- Corporation tax was set to increase from 19% to 25% under Truss' predecessor, Boris Johnson, but that was scrapped by Truss on Friday.
- The tax will now increase as originally planned.
- U.K. government bonds — known as gilts — rallied sharply ahead of Truss' news conference. The long-dated 30-year yield briefly touched 4.261% during morning trade. Yields move inversely to prices.
- But they gave back gains after the conference, with the 30-year yield returning to around 4.773% by around 5 p.m. U.K. time.
LONDON — A major reshuffle and the scrapping of a key tax-cutting pledge by U.K. Prime Minister Liz Truss on Friday wasn't enough to placate markets with the pound and government bonds continuing to sell off.
At a hastily-arranged news conference, Truss reversed plans to scrap an increase in U.K. corporation tax — the second backtrack on her controversial "mini-budget" which has roiled markets since it was announced on Sept. 23.
Hours before Friday's announcement, Truss sacked her finance minister, Kwasi Kwarteng, and replaced him with Jeremy Hunt, making Kwarteng the second shortest-serving chancellor on record.

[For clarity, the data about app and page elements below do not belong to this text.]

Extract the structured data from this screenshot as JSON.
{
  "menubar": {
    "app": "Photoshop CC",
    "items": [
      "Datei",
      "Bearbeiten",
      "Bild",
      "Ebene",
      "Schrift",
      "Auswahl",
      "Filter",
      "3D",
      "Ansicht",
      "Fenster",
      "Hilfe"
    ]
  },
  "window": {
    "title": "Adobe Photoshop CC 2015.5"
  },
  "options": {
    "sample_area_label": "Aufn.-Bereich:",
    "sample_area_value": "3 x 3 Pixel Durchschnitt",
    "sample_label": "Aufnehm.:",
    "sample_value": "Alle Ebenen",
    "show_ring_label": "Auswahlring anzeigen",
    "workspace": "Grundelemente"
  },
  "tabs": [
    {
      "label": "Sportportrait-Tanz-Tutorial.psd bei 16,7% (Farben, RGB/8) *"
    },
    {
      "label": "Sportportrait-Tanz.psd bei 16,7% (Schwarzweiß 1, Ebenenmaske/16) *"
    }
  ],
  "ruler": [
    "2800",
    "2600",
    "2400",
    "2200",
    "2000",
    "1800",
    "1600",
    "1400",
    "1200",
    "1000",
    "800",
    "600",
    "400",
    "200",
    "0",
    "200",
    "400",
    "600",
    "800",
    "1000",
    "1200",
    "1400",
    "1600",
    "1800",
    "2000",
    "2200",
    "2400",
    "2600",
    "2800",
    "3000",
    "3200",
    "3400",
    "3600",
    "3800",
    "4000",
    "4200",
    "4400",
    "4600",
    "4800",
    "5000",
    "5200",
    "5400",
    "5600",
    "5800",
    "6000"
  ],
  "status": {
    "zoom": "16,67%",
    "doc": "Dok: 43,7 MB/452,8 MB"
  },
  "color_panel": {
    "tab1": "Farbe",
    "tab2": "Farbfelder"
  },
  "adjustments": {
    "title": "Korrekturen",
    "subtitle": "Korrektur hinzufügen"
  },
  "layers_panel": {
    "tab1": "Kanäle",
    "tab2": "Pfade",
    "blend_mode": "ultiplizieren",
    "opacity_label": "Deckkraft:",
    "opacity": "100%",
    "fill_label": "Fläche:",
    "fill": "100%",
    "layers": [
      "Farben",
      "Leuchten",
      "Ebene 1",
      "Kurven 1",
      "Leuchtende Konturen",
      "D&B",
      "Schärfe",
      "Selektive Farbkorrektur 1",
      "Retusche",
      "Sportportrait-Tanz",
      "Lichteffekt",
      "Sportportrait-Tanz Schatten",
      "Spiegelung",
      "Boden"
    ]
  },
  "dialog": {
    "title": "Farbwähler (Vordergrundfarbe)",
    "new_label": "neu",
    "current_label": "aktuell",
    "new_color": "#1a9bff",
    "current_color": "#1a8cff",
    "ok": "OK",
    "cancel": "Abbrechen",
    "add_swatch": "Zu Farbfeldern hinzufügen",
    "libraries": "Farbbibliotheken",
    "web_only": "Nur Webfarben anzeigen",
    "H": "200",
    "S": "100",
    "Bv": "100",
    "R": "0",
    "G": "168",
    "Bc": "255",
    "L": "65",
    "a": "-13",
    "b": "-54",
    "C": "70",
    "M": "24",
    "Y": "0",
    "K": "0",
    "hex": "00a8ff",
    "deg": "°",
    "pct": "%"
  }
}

U.K. government bonds — known as gilts — rallied sharply ahead of Truss' news conference. The long-dated 30-year yield briefly touched 4.261% during morning trade. Yields move inversely to prices.
But they gave back gains after the conference, with the 30-year yield returning to around 4.819% by around 5 p.m. U.K. time.
It seems that Truss's speech did little to reassure markets, or to convince analysts that Britain's financial storm has passed.
Rather than settling the waters, Truss's U-turn on tax decisions will leave investors cautious of future political upheaval, according to Mike Owens, a U.K. sales trader at Saxo.
"This historic U-turn could bring some joy to the market, though act as a warning and increase uncertainty over further short-term change of hearts, which will continue to see the economy travel down Liz Truss' political helter skelter," Owens said in an analysis note.
The announcements Friday may have come too late, suggested Ben Laidler from investment company eToro. "There is a feeling that the horse may have bolted," Laidler said in a note released just before Truss's statement.
"The costs of the mini-budget horror show have already been high and it's not clear that the expected corporation tax U-turn will sustainably calm markets," he said.
"It remains to be seen if any announcement will be enough to underpin markets, after today's end to the Bank of England's emergency support of the UK bond market," Laidler concluded.
Corporation tax was set to increase from 19% to 25% under Truss' predecessor, Boris Johnson, but that was scrapped by Truss during the mini-budget on Sept. 23. The tax will now increase as originally planned.
"It is clear that parts of our mini-budget went further and faster than markets were expecting so the way we are delivering our mission must change," Truss told a press conference on Friday.
The end of Truss?
Berenberg Bank described the policy U-turn as "a major humiliation for Truss" and suggested her days as prime minister may be numbered.
"It is not easy to see how Truss – whose personal mandate is now in tatters – can continue as PM for long," the bank's analysis read.
"We would not be surprised if Conservative MPs pressure Truss to resign in coming days. With more than two years to go until a general election needs to be held (January 2024), the Conservative Party may decide its best shot to stay in power is to quickly move on with a new leader," it concluded.
Citi Bank went one step further and questioned whether the Conservative Party more widely was capable of navigating the current economic situation.
"The fundamental question here is whether any Conservative leader can offer credible economic direction. We are increasingly unsure," an analysis note from the bank said.
"The implication is PM Truss now faces a squeeze between her Parliamentary party on the one hand and markets on the other. We do not expect financial concerns to abate as a result of today's action," Citi Bank said.
"Instead we believe further market instability likely lies ahead," it said.
—CNBC's Elliot Smith contributed to this article.